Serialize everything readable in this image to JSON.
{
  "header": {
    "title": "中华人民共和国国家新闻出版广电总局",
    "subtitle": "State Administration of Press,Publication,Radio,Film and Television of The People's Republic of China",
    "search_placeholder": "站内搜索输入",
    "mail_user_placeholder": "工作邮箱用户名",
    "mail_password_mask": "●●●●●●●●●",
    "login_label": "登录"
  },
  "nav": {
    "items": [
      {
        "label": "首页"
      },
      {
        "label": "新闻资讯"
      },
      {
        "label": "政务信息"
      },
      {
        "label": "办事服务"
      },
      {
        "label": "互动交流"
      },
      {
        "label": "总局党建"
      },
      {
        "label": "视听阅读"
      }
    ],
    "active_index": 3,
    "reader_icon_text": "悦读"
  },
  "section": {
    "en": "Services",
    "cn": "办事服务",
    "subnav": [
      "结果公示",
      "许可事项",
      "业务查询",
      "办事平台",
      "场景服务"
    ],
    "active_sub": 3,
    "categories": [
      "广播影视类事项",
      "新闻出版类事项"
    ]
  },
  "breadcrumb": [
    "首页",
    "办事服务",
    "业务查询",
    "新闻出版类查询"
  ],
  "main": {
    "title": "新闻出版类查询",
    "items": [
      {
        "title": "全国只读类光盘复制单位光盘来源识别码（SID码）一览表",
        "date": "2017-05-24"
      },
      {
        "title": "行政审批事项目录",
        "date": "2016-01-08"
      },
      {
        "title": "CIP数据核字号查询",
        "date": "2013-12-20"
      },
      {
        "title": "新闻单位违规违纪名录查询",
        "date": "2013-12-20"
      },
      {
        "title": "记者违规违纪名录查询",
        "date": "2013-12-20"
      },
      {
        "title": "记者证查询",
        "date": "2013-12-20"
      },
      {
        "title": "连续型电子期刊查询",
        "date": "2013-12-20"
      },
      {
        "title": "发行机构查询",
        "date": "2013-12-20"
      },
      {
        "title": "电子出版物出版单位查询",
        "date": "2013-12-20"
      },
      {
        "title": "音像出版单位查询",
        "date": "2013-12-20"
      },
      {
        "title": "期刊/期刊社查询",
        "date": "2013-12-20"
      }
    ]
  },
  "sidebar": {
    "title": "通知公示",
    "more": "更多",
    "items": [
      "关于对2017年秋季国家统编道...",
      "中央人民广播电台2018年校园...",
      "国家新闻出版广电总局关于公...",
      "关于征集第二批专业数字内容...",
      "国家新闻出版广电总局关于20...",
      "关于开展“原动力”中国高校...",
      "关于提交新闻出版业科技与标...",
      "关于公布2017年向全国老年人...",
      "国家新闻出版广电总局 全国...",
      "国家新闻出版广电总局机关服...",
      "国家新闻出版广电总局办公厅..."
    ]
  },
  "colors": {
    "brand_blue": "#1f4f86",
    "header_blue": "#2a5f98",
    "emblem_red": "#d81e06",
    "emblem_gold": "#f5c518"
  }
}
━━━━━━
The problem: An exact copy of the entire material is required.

Solution for this problem:
Serialize everything readable in this image to JSON.
{
  "header": {
    "title": "中华人民共和国国家新闻出版广电总局",
    "subtitle": "State Administration of Press,Publication,Radio,Film and Television of The People's Republic of China",
    "search_placeholder": "站内搜索输入",
    "mail_user_placeholder": "工作邮箱用户名",
    "mail_password_mask": "●●●●●●●●●",
    "login_label": "登录"
  },
  "nav": {
    "items": [
      {
        "label": "首页"
      },
      {
        "label": "新闻资讯"
      },
      {
        "label": "政务信息"
      },
      {
        "label": "办事服务"
      },
      {
        "label": "互动交流"
      },
      {
        "label": "总局党建"
      },
      {
        "label": "视听阅读"
      }
    ],
    "active_index": 3,
    "reader_icon_text": "悦读"
  },
  "section": {
    "en": "Services",
    "cn": "办事服务",
    "subnav": [
      "结果公示",
      "许可事项",
      "业务查询",
      "办事平台",
      "场景服务"
    ],
    "active_sub": 3,
    "categories": [
      "广播影视类事项",
      "新闻出版类事项"
    ]
  },
  "breadcrumb": [
    "首页",
    "办事服务",
    "业务查询",
    "新闻出版类查询"
  ],
  "main": {
    "title": "新闻出版类查询",
    "items": [
      {
        "title": "全国只读类光盘复制单位光盘来源识别码（SID码）一览表",
        "date": "2017-05-24"
      },
      {
        "title": "行政审批事项目录",
        "date": "2016-01-08"
      },
      {
        "title": "CIP数据核字号查询",
        "date": "2013-12-20"
      },
      {
        "title": "新闻单位违规违纪名录查询",
        "date": "2013-12-20"
      },
      {
        "title": "记者违规违纪名录查询",
        "date": "2013-12-20"
      },
      {
        "title": "记者证查询",
        "date": "2013-12-20"
      },
      {
        "title": "连续型电子期刊查询",
        "date": "2013-12-20"
      },
      {
        "title": "发行机构查询",
        "date": "2013-12-20"
      },
      {
        "title": "电子出版物出版单位查询",
        "date": "2013-12-20"
      },
      {
        "title": "音像出版单位查询",
        "date": "2013-12-20"
      },
      {
        "title": "期刊/期刊社查询",
        "date": "2013-12-20"
      }
    ]
  },
  "sidebar": {
    "title": "通知公示",
    "more": "更多",
    "items": [
      "关于对2017年秋季国家统编道...",
      "中央人民广播电台2018年校园...",
      "国家新闻出版广电总局关于公...",
      "关于征集第二批专业数字内容...",
      "国家新闻出版广电总局关于20...",
      "关于开展“原动力”中国高校...",
      "关于提交新闻出版业科技与标...",
      "关于公布2017年向全国老年人...",
      "国家新闻出版广电总局 全国...",
      "国家新闻出版广电总局机关服...",
      "国家新闻出版广电总局办公厅..."
    ]
  },
  "colors": {
    "brand_blue": "#1f4f86",
    "header_blue": "#2a5f98",
    "emblem_red": "#d81e06",
    "emblem_gold": "#f5c518"
  }
}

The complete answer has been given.